Plutus \Plu"tus\, n. [L., fr. Gr. ?.] (Class. Myth.) The son of Jason and Ceres, and the god of wealth. He was represented as bearing a cornucopia, and as blind, because his gifts were bestowed without discrimination of merit.
Plutus (, Ploutos, literally "wealth") was the god of wealth in ancient Greek religion and myth. He was the son of Demeter and Iasion, with whom she lay in a thrice-ploughed field. In the theology of the Eleusinian Mysteries he was regarded as the "Divine Child." His relation to the classical ruler of the underworld Pluto, with whom he is often conflated, is complex, as Pluto was also a god of wealth and money.
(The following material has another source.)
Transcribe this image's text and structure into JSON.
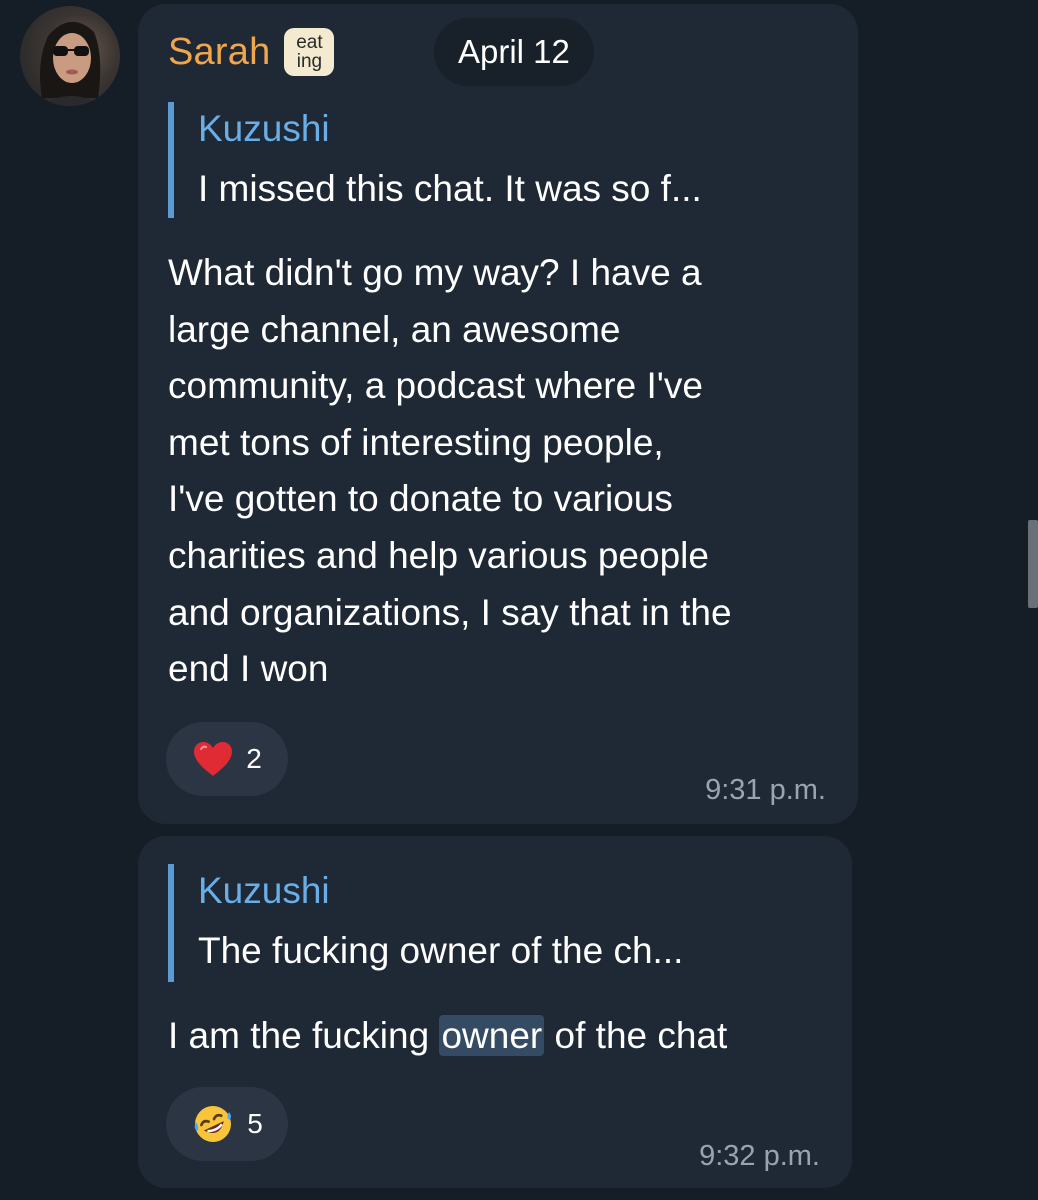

Plutus (, Ploutos, "Wealth") is an Ancient Greek comedy by the playwright Aristophanes, first produced in 408 BC, revised and performed again in c. 388 BC. A political satire on contemporary Athens, it features the personified god of wealth Plutus. Reflecting the development of Old Comedy towards New Comedy, it uses such familiar character types as the stupid master and the insubordinate slave to attack the morals of the time.
Usage examples of "plutus".
He kept up a notable establishment and an excellent table, a rare circumstance with his poetic brothers, who are rarely favourites of Plutus as he was.
The person who arranged these transient and short-lived intrigues was a certain Guasco, an abbe not over-favoured with the gifts of Plutus.